It’s April 1945. The war is almost over and the Allies are making their final push into battle-torn Germany. Don “Wardaddy” Collier (Brad Pitt) commands a tank nicknamed “Fury” and its veteran crew. These men have all been together since the North African Campaign two years earlier, so they’re brothers in arms, ready to fight until the bitter end. Private Norman (Logan Lerman) is a fresh recruit and the team’s youngest soldier. Plunged into war, Norman realises he’s out of his depth, but there’s no going back. Collier and his team are on the front line, outgunned and outnumbered. It’s either kill or be killed.
Fury is director David Ayer’s nightmarish take on World War II. There are no private-Ryan-search-and-rescue scenarios here. Ayer is more interested in the effect war has on these men and how they cope with the chaos. The opening shot more or less confirms Fury isn’t going to be one of those war films where the good guys save the day and everyone cheers and it’s happy ever after. Fury opens with a man on a horseback, moving like a ghost, through mounds of corpses. It looks like something from the apocalypse. As grim as it is, it’s an excellent opener and right away I was hooked.
The best thing about Fury is the way it captures the bloody reality of war. The crew are not sent on various missions, but instead simply moving through Germany, from town to town. Nazi soldiers ambush the team many times on their journey and Norman’s inexperience becomes a problem for the crew. Norman has never seen combat and he can’t bear the thought of taking another life. The rest of the team are much more headstrong, but sadly, dehumanised. For instance, tank loader Grady (John Bernthal), has become quite unstable. The film underlines the dehumanising effects of conflict while questioning morality in wartime.

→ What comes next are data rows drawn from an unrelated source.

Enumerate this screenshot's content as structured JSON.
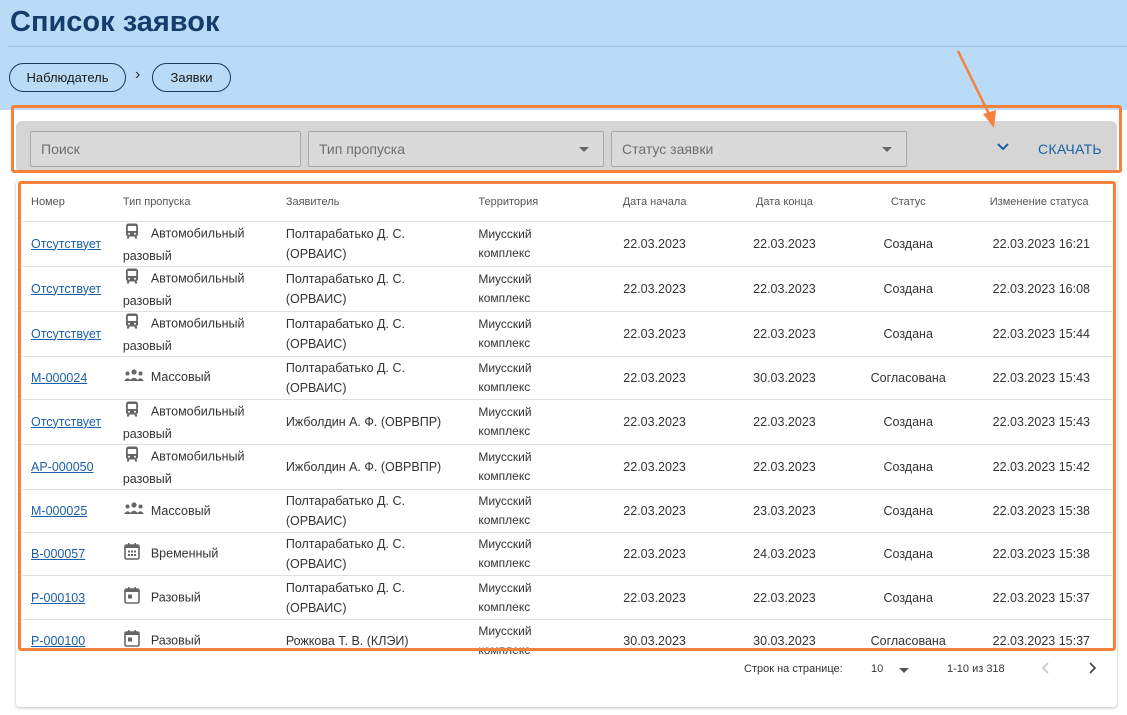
{
  "page": {
    "title": "Список заявок"
  },
  "breadcrumb": {
    "items": [
      "Наблюдатель",
      "Заявки"
    ],
    "separator": "›"
  },
  "filters": {
    "search_placeholder": "Поиск",
    "pass_type_placeholder": "Тип пропуска",
    "status_placeholder": "Статус заявки",
    "download_label": "СКАЧАТЬ"
  },
  "table": {
    "headers": [
      "Номер",
      "Тип пропуска",
      "Заявитель",
      "Территория",
      "Дата начала",
      "Дата конца",
      "Статус",
      "Изменение статуса"
    ],
    "rows": [
      {
        "num": "Отсутствует",
        "icon": "bus-icon",
        "type_line1": "Автомобильный",
        "type_line2": "разовый",
        "applicant_line1": "Полтарабатько Д. С.",
        "applicant_line2": "(ОРВАИС)",
        "terr1": "Миусский",
        "terr2": "комплекс",
        "start": "22.03.2023",
        "end": "22.03.2023",
        "status": "Создана",
        "changed": "22.03.2023 16:21"
      },
      {
        "num": "Отсутствует",
        "icon": "bus-icon",
        "type_line1": "Автомобильный",
        "type_line2": "разовый",
        "applicant_line1": "Полтарабатько Д. С.",
        "applicant_line2": "(ОРВАИС)",
        "terr1": "Миусский",
        "terr2": "комплекс",
        "start": "22.03.2023",
        "end": "22.03.2023",
        "status": "Создана",
        "changed": "22.03.2023 16:08"
      },
      {
        "num": "Отсутствует",
        "icon": "bus-icon",
        "type_line1": "Автомобильный",
        "type_line2": "разовый",
        "applicant_line1": "Полтарабатько Д. С.",
        "applicant_line2": "(ОРВАИС)",
        "terr1": "Миусский",
        "terr2": "комплекс",
        "start": "22.03.2023",
        "end": "22.03.2023",
        "status": "Создана",
        "changed": "22.03.2023 15:44"
      },
      {
        "num": "М-000024",
        "icon": "group-icon",
        "type_line1": "Массовый",
        "type_line2": "",
        "applicant_line1": "Полтарабатько Д. С.",
        "applicant_line2": "(ОРВАИС)",
        "terr1": "Миусский",
        "terr2": "комплекс",
        "start": "22.03.2023",
        "end": "30.03.2023",
        "status": "Согласована",
        "changed": "22.03.2023 15:43"
      },
      {
        "num": "Отсутствует",
        "icon": "bus-icon",
        "type_line1": "Автомобильный",
        "type_line2": "разовый",
        "applicant_line1": "Ижболдин А. Ф. (ОВРВПР)",
        "applicant_line2": "",
        "terr1": "Миусский",
        "terr2": "комплекс",
        "start": "22.03.2023",
        "end": "22.03.2023",
        "status": "Создана",
        "changed": "22.03.2023 15:43"
      },
      {
        "num": "АР-000050",
        "icon": "bus-icon",
        "type_line1": "Автомобильный",
        "type_line2": "разовый",
        "applicant_line1": "Ижболдин А. Ф. (ОВРВПР)",
        "applicant_line2": "",
        "terr1": "Миусский",
        "terr2": "комплекс",
        "start": "22.03.2023",
        "end": "22.03.2023",
        "status": "Создана",
        "changed": "22.03.2023 15:42"
      },
      {
        "num": "М-000025",
        "icon": "group-icon",
        "type_line1": "Массовый",
        "type_line2": "",
        "applicant_line1": "Полтарабатько Д. С.",
        "applicant_line2": "(ОРВАИС)",
        "terr1": "Миусский",
        "terr2": "комплекс",
        "start": "22.03.2023",
        "end": "23.03.2023",
        "status": "Создана",
        "changed": "22.03.2023 15:38"
      },
      {
        "num": "В-000057",
        "icon": "calendar-range-icon",
        "type_line1": "Временный",
        "type_line2": "",
        "applicant_line1": "Полтарабатько Д. С.",
        "applicant_line2": "(ОРВАИС)",
        "terr1": "Миусский",
        "terr2": "комплекс",
        "start": "22.03.2023",
        "end": "24.03.2023",
        "status": "Создана",
        "changed": "22.03.2023 15:38"
      },
      {
        "num": "Р-000103",
        "icon": "calendar-day-icon",
        "type_line1": "Разовый",
        "type_line2": "",
        "applicant_line1": "Полтарабатько Д. С.",
        "applicant_line2": "(ОРВАИС)",
        "terr1": "Миусский",
        "terr2": "комплекс",
        "start": "22.03.2023",
        "end": "22.03.2023",
        "status": "Создана",
        "changed": "22.03.2023 15:37"
      },
      {
        "num": "Р-000100",
        "icon": "calendar-day-icon",
        "type_line1": "Разовый",
        "type_line2": "",
        "applicant_line1": "Рожкова Т. В. (КЛЭИ)",
        "applicant_line2": "",
        "terr1": "Миусский",
        "terr2": "комплекс",
        "start": "30.03.2023",
        "end": "30.03.2023",
        "status": "Согласована",
        "changed": "22.03.2023 15:37"
      }
    ]
  },
  "pagination": {
    "rows_per_page_label": "Строк на странице:",
    "rows_per_page_value": "10",
    "range_text": "1-10 из 318"
  },
  "colors": {
    "header_band": "#b9dbf6",
    "title": "#143d6b",
    "link": "#1b5fa8",
    "highlight": "#f5813d"
  }
}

As the crew move deeper into Germany, Ayer throws in explosive shoot-outs and battle sequences. These scenes are hellish and gruesome, and we get the sense of claustrophobia among the crew inside the tank. We feel the physical, gut-wrenching effort it takes to haul the tank up hills and through ravaged towns. Battle-burned Germany is tense and convincing, and the traditional war-movie showmanship is, thankfully, absent.
To Ayer’s credit, Fury is ambitious and pulls no punches, but it’s nothing to get too excited about. Some of the characters feel contrived and there are some bad bits of dialogue. Also, what’s up with the resolution? I won’t spoil it for you, but it feels soft compared to the rest of the movie.
One thing is clear: War is hell. Fury is a solid war film, with impressive set-pieces. It shatters the good-versus-evil concept that we see far too often in movies about a conflict. Ultimately, we get a sharp taste of being stuck in a tank behind enemy lines, in a battle to the death.
Written and directed by: David Ayer
Stars: Brad Pitt, Logan Lerman, Shia LaBeouf, Michael Pena, Jon Bernthal, Jason Isaacs
Distributor: Columbia Pictures
Run Time: 146 minutes.